=== Your task ===
Please copy out the entries exactly, skipping any pictures.

App and web page records:
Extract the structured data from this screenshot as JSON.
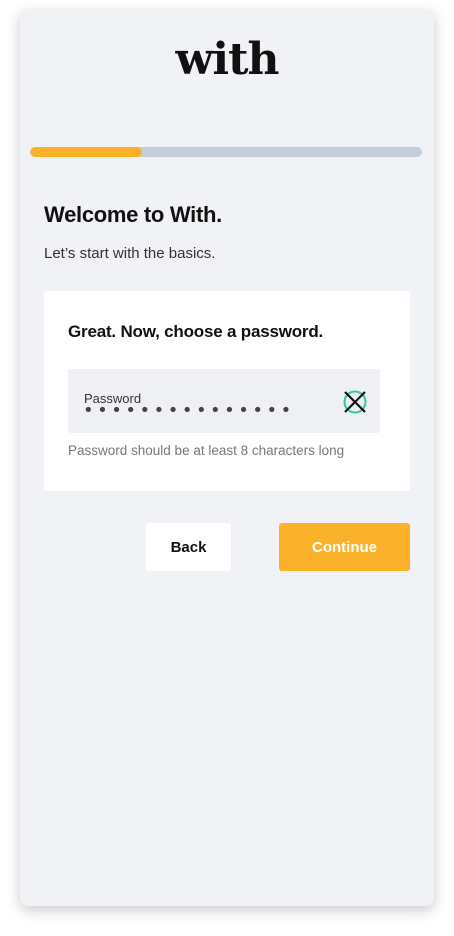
{
  "brand": {
    "logo_text": "with"
  },
  "progress": {
    "fraction": 0.285,
    "fill_color": "#fbb22b",
    "track_color": "#c4cfdc"
  },
  "welcome": {
    "title": "Welcome to With.",
    "subtitle": "Let’s start with the basics."
  },
  "form": {
    "heading": "Great. Now, choose a password.",
    "password_field": {
      "label": "Password",
      "masked_value": "•••••••••••••••",
      "toggle_icon": "visibility-toggle-icon"
    },
    "hint": "Password should be at least 8 characters long"
  },
  "actions": {
    "back_label": "Back",
    "continue_label": "Continue",
    "accent_color": "#fbb22b"
  }
}
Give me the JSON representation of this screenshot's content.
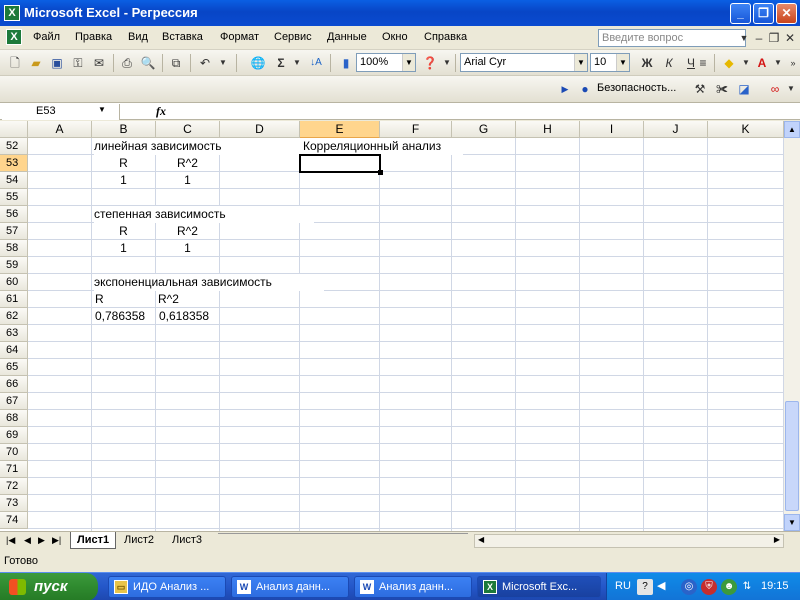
{
  "window": {
    "title": "Microsoft Excel - Регрессия",
    "minimize_label": "_",
    "restore_label": "❐",
    "close_label": "✕"
  },
  "menu": {
    "items": [
      {
        "label": "Файл"
      },
      {
        "label": "Правка"
      },
      {
        "label": "Вид"
      },
      {
        "label": "Вставка"
      },
      {
        "label": "Формат"
      },
      {
        "label": "Сервис"
      },
      {
        "label": "Данные"
      },
      {
        "label": "Окно"
      },
      {
        "label": "Справка"
      }
    ],
    "help_placeholder": "Введите вопрос"
  },
  "toolbar": {
    "zoom": "100%",
    "font_name": "Arial Cyr",
    "font_size": "10",
    "bold_label": "Ж",
    "italic_label": "К",
    "underline_label": "Ч",
    "security_label": "Безопасность..."
  },
  "formula_bar": {
    "name_box": "E53",
    "fx_label": "fx",
    "formula": ""
  },
  "sheet": {
    "columns": [
      "A",
      "B",
      "C",
      "D",
      "E",
      "F",
      "G",
      "H",
      "I",
      "J",
      "K"
    ],
    "selected_column": "E",
    "rows": [
      "52",
      "53",
      "54",
      "55",
      "56",
      "57",
      "58",
      "59",
      "60",
      "61",
      "62",
      "63",
      "64",
      "65",
      "66",
      "67",
      "68",
      "69",
      "70",
      "71",
      "72",
      "73",
      "74"
    ],
    "selected_row": "53",
    "cells": {
      "B52": "линейная зависимость",
      "E52": "Корреляционный анализ",
      "B53": "R",
      "C53": "R^2",
      "B54": "1",
      "C54": "1",
      "B56": "степенная зависимость",
      "B57": "R",
      "C57": "R^2",
      "B58": "1",
      "C58": "1",
      "B60": "экспоненциальная зависимость",
      "B61": "R",
      "C61": "R^2",
      "B62": "0,786358",
      "C62": "0,618358"
    }
  },
  "tabs": {
    "items": [
      {
        "label": "Лист1",
        "active": true
      },
      {
        "label": "Лист2",
        "active": false
      },
      {
        "label": "Лист3",
        "active": false
      }
    ]
  },
  "status": {
    "text": "Готово"
  },
  "taskbar": {
    "start_label": "пуск",
    "tasks": [
      {
        "label": "ИДО Анализ ...",
        "icon": "folder-icon"
      },
      {
        "label": "Анализ данн...",
        "icon": "word-icon"
      },
      {
        "label": "Анализ данн...",
        "icon": "word-icon"
      },
      {
        "label": "Microsoft Exc...",
        "icon": "excel-icon"
      }
    ],
    "language": "RU",
    "clock": "19:15"
  }
}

=== Result below ===
Extract the structured data from this screenshot as JSON.
{
  "brand": {
    "logo_text": "with"
  },
  "progress": {
    "fraction": 0.285,
    "fill_color": "#fbb22b",
    "track_color": "#c4cfdc"
  },
  "welcome": {
    "title": "Welcome to With.",
    "subtitle": "Let’s start with the basics."
  },
  "form": {
    "heading": "Great. Now, choose a password.",
    "password_field": {
      "label": "Password",
      "masked_value": "•••••••••••••••",
      "toggle_icon": "visibility-toggle-icon"
    },
    "hint": "Password should be at least 8 characters long"
  },
  "actions": {
    "back_label": "Back",
    "continue_label": "Continue",
    "accent_color": "#fbb22b"
  }
}
Give me the JSON representation of this screenshot's content.
{
  "window": {
    "title": "Microsoft Excel - Регрессия",
    "minimize_label": "_",
    "restore_label": "❐",
    "close_label": "✕"
  },
  "menu": {
    "items": [
      {
        "label": "Файл"
      },
      {
        "label": "Правка"
      },
      {
        "label": "Вид"
      },
      {
        "label": "Вставка"
      },
      {
        "label": "Формат"
      },
      {
        "label": "Сервис"
      },
      {
        "label": "Данные"
      },
      {
        "label": "Окно"
      },
      {
        "label": "Справка"
      }
    ],
    "help_placeholder": "Введите вопрос"
  },
  "toolbar": {
    "zoom": "100%",
    "font_name": "Arial Cyr",
    "font_size": "10",
    "bold_label": "Ж",
    "italic_label": "К",
    "underline_label": "Ч",
    "security_label": "Безопасность..."
  },
  "formula_bar": {
    "name_box": "E53",
    "fx_label": "fx",
    "formula": ""
  },
  "sheet": {
    "columns": [
      "A",
      "B",
      "C",
      "D",
      "E",
      "F",
      "G",
      "H",
      "I",
      "J",
      "K"
    ],
    "selected_column": "E",
    "rows": [
      "52",
      "53",
      "54",
      "55",
      "56",
      "57",
      "58",
      "59",
      "60",
      "61",
      "62",
      "63",
      "64",
      "65",
      "66",
      "67",
      "68",
      "69",
      "70",
      "71",
      "72",
      "73",
      "74"
    ],
    "selected_row": "53",
    "cells": {
      "B52": "линейная зависимость",
      "E52": "Корреляционный анализ",
      "B53": "R",
      "C53": "R^2",
      "B54": "1",
      "C54": "1",
      "B56": "степенная зависимость",
      "B57": "R",
      "C57": "R^2",
      "B58": "1",
      "C58": "1",
      "B60": "экспоненциальная зависимость",
      "B61": "R",
      "C61": "R^2",
      "B62": "0,786358",
      "C62": "0,618358"
    }
  },
  "tabs": {
    "items": [
      {
        "label": "Лист1",
        "active": true
      },
      {
        "label": "Лист2",
        "active": false
      },
      {
        "label": "Лист3",
        "active": false
      }
    ]
  },
  "status": {
    "text": "Готово"
  },
  "taskbar": {
    "start_label": "пуск",
    "tasks": [
      {
        "label": "ИДО Анализ ...",
        "icon": "folder-icon"
      },
      {
        "label": "Анализ данн...",
        "icon": "word-icon"
      },
      {
        "label": "Анализ данн...",
        "icon": "word-icon"
      },
      {
        "label": "Microsoft Exc...",
        "icon": "excel-icon"
      }
    ],
    "language": "RU",
    "clock": "19:15"
  }
}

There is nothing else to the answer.